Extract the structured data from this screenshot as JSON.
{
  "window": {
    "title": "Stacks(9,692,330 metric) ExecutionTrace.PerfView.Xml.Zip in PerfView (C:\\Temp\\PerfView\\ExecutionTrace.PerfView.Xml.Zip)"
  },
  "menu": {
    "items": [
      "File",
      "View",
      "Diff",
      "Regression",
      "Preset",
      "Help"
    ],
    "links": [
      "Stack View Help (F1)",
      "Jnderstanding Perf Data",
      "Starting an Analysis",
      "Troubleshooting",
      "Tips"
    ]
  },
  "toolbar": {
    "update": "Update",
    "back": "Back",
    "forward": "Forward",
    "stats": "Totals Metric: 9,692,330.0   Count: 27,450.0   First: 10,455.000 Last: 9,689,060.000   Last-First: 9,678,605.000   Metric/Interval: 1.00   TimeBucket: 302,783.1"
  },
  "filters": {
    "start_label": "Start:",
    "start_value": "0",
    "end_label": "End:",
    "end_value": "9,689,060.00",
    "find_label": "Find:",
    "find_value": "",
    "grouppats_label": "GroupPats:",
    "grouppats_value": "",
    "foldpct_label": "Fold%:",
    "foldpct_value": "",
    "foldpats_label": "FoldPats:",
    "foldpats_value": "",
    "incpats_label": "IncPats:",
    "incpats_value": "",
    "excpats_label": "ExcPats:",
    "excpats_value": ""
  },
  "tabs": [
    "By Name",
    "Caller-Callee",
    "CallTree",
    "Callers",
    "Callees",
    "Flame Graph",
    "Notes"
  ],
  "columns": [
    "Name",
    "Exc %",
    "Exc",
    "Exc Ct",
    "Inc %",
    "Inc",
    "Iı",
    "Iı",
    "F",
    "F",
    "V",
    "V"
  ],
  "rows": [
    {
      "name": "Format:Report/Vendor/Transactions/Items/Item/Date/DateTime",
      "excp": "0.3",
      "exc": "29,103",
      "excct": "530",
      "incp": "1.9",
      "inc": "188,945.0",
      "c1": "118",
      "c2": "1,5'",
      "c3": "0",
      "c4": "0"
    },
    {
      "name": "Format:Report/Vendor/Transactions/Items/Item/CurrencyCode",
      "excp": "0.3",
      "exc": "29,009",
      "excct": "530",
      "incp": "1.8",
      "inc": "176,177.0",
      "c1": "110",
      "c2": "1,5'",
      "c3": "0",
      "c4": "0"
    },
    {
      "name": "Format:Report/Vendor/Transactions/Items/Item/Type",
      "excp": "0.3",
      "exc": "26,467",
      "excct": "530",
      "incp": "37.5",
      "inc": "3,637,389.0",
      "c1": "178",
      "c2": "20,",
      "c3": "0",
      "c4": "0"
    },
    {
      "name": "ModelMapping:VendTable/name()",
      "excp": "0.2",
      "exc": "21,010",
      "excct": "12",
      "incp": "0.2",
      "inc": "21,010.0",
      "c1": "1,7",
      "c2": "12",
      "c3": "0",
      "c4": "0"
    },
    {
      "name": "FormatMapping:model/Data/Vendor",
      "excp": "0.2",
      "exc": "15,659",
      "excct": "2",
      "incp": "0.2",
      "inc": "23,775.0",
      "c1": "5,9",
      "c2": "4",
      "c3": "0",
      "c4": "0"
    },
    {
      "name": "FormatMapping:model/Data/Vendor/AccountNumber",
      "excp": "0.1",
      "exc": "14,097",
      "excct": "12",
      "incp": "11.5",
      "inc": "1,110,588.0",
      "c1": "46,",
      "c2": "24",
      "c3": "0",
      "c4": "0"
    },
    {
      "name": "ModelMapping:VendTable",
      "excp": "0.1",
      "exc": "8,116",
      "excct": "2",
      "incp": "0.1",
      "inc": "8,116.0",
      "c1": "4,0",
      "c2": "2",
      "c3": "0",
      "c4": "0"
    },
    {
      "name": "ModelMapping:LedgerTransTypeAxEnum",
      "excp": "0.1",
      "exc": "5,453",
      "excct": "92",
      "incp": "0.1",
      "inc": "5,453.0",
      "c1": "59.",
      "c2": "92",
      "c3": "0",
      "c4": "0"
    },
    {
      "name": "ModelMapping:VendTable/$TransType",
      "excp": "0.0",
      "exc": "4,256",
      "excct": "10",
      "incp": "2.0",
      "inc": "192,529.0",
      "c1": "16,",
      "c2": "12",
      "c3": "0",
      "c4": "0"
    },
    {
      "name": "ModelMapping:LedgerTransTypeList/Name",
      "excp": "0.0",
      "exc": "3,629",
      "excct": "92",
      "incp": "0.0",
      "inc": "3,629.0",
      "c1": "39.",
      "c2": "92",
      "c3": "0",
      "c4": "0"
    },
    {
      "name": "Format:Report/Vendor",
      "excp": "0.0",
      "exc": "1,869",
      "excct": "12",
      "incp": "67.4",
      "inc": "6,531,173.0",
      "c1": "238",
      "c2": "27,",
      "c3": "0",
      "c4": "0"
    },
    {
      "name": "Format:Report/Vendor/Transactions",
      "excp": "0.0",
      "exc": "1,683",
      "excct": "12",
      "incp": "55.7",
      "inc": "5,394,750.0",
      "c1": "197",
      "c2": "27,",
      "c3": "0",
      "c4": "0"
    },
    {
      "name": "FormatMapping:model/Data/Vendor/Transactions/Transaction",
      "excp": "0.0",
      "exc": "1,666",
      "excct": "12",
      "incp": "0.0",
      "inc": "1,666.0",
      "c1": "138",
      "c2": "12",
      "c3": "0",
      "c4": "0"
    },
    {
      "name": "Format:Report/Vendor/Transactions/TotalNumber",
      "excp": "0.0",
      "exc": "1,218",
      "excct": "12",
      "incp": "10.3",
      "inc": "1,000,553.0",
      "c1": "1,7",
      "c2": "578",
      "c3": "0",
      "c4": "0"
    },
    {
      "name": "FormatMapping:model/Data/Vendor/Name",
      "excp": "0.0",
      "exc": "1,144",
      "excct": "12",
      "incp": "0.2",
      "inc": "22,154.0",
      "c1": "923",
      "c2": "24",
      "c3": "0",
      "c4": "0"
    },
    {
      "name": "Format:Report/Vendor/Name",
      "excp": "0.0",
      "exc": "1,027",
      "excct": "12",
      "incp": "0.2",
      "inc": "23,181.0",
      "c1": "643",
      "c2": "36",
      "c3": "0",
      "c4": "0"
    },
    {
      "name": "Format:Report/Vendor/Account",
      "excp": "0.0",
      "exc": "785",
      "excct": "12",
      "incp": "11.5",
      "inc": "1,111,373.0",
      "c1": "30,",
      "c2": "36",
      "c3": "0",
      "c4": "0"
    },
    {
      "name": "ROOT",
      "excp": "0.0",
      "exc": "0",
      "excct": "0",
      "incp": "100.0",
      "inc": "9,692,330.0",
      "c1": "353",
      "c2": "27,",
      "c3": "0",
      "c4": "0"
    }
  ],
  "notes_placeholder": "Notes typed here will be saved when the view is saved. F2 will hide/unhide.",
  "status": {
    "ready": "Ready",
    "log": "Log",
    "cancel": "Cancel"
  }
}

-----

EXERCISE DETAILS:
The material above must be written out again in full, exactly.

EXPECTED ANSWER:
Extract the structured data from this screenshot as JSON.
{
  "window": {
    "title": "Stacks(9,692,330 metric) ExecutionTrace.PerfView.Xml.Zip in PerfView (C:\\Temp\\PerfView\\ExecutionTrace.PerfView.Xml.Zip)"
  },
  "menu": {
    "items": [
      "File",
      "View",
      "Diff",
      "Regression",
      "Preset",
      "Help"
    ],
    "links": [
      "Stack View Help (F1)",
      "Jnderstanding Perf Data",
      "Starting an Analysis",
      "Troubleshooting",
      "Tips"
    ]
  },
  "toolbar": {
    "update": "Update",
    "back": "Back",
    "forward": "Forward",
    "stats": "Totals Metric: 9,692,330.0   Count: 27,450.0   First: 10,455.000 Last: 9,689,060.000   Last-First: 9,678,605.000   Metric/Interval: 1.00   TimeBucket: 302,783.1"
  },
  "filters": {
    "start_label": "Start:",
    "start_value": "0",
    "end_label": "End:",
    "end_value": "9,689,060.00",
    "find_label": "Find:",
    "find_value": "",
    "grouppats_label": "GroupPats:",
    "grouppats_value": "",
    "foldpct_label": "Fold%:",
    "foldpct_value": "",
    "foldpats_label": "FoldPats:",
    "foldpats_value": "",
    "incpats_label": "IncPats:",
    "incpats_value": "",
    "excpats_label": "ExcPats:",
    "excpats_value": ""
  },
  "tabs": [
    "By Name",
    "Caller-Callee",
    "CallTree",
    "Callers",
    "Callees",
    "Flame Graph",
    "Notes"
  ],
  "columns": [
    "Name",
    "Exc %",
    "Exc",
    "Exc Ct",
    "Inc %",
    "Inc",
    "Iı",
    "Iı",
    "F",
    "F",
    "V",
    "V"
  ],
  "rows": [
    {
      "name": "Format:Report/Vendor/Transactions/Items/Item/Date/DateTime",
      "excp": "0.3",
      "exc": "29,103",
      "excct": "530",
      "incp": "1.9",
      "inc": "188,945.0",
      "c1": "118",
      "c2": "1,5'",
      "c3": "0",
      "c4": "0"
    },
    {
      "name": "Format:Report/Vendor/Transactions/Items/Item/CurrencyCode",
      "excp": "0.3",
      "exc": "29,009",
      "excct": "530",
      "incp": "1.8",
      "inc": "176,177.0",
      "c1": "110",
      "c2": "1,5'",
      "c3": "0",
      "c4": "0"
    },
    {
      "name": "Format:Report/Vendor/Transactions/Items/Item/Type",
      "excp": "0.3",
      "exc": "26,467",
      "excct": "530",
      "incp": "37.5",
      "inc": "3,637,389.0",
      "c1": "178",
      "c2": "20,",
      "c3": "0",
      "c4": "0"
    },
    {
      "name": "ModelMapping:VendTable/name()",
      "excp": "0.2",
      "exc": "21,010",
      "excct": "12",
      "incp": "0.2",
      "inc": "21,010.0",
      "c1": "1,7",
      "c2": "12",
      "c3": "0",
      "c4": "0"
    },
    {
      "name": "FormatMapping:model/Data/Vendor",
      "excp": "0.2",
      "exc": "15,659",
      "excct": "2",
      "incp": "0.2",
      "inc": "23,775.0",
      "c1": "5,9",
      "c2": "4",
      "c3": "0",
      "c4": "0"
    },
    {
      "name": "FormatMapping:model/Data/Vendor/AccountNumber",
      "excp": "0.1",
      "exc": "14,097",
      "excct": "12",
      "incp": "11.5",
      "inc": "1,110,588.0",
      "c1": "46,",
      "c2": "24",
      "c3": "0",
      "c4": "0"
    },
    {
      "name": "ModelMapping:VendTable",
      "excp": "0.1",
      "exc": "8,116",
      "excct": "2",
      "incp": "0.1",
      "inc": "8,116.0",
      "c1": "4,0",
      "c2": "2",
      "c3": "0",
      "c4": "0"
    },
    {
      "name": "ModelMapping:LedgerTransTypeAxEnum",
      "excp": "0.1",
      "exc": "5,453",
      "excct": "92",
      "incp": "0.1",
      "inc": "5,453.0",
      "c1": "59.",
      "c2": "92",
      "c3": "0",
      "c4": "0"
    },
    {
      "name": "ModelMapping:VendTable/$TransType",
      "excp": "0.0",
      "exc": "4,256",
      "excct": "10",
      "incp": "2.0",
      "inc": "192,529.0",
      "c1": "16,",
      "c2": "12",
      "c3": "0",
      "c4": "0"
    },
    {
      "name": "ModelMapping:LedgerTransTypeList/Name",
      "excp": "0.0",
      "exc": "3,629",
      "excct": "92",
      "incp": "0.0",
      "inc": "3,629.0",
      "c1": "39.",
      "c2": "92",
      "c3": "0",
      "c4": "0"
    },
    {
      "name": "Format:Report/Vendor",
      "excp": "0.0",
      "exc": "1,869",
      "excct": "12",
      "incp": "67.4",
      "inc": "6,531,173.0",
      "c1": "238",
      "c2": "27,",
      "c3": "0",
      "c4": "0"
    },
    {
      "name": "Format:Report/Vendor/Transactions",
      "excp": "0.0",
      "exc": "1,683",
      "excct": "12",
      "incp": "55.7",
      "inc": "5,394,750.0",
      "c1": "197",
      "c2": "27,",
      "c3": "0",
      "c4": "0"
    },
    {
      "name": "FormatMapping:model/Data/Vendor/Transactions/Transaction",
      "excp": "0.0",
      "exc": "1,666",
      "excct": "12",
      "incp": "0.0",
      "inc": "1,666.0",
      "c1": "138",
      "c2": "12",
      "c3": "0",
      "c4": "0"
    },
    {
      "name": "Format:Report/Vendor/Transactions/TotalNumber",
      "excp": "0.0",
      "exc": "1,218",
      "excct": "12",
      "incp": "10.3",
      "inc": "1,000,553.0",
      "c1": "1,7",
      "c2": "578",
      "c3": "0",
      "c4": "0"
    },
    {
      "name": "FormatMapping:model/Data/Vendor/Name",
      "excp": "0.0",
      "exc": "1,144",
      "excct": "12",
      "incp": "0.2",
      "inc": "22,154.0",
      "c1": "923",
      "c2": "24",
      "c3": "0",
      "c4": "0"
    },
    {
      "name": "Format:Report/Vendor/Name",
      "excp": "0.0",
      "exc": "1,027",
      "excct": "12",
      "incp": "0.2",
      "inc": "23,181.0",
      "c1": "643",
      "c2": "36",
      "c3": "0",
      "c4": "0"
    },
    {
      "name": "Format:Report/Vendor/Account",
      "excp": "0.0",
      "exc": "785",
      "excct": "12",
      "incp": "11.5",
      "inc": "1,111,373.0",
      "c1": "30,",
      "c2": "36",
      "c3": "0",
      "c4": "0"
    },
    {
      "name": "ROOT",
      "excp": "0.0",
      "exc": "0",
      "excct": "0",
      "incp": "100.0",
      "inc": "9,692,330.0",
      "c1": "353",
      "c2": "27,",
      "c3": "0",
      "c4": "0"
    }
  ],
  "notes_placeholder": "Notes typed here will be saved when the view is saved. F2 will hide/unhide.",
  "status": {
    "ready": "Ready",
    "log": "Log",
    "cancel": "Cancel"
  }
}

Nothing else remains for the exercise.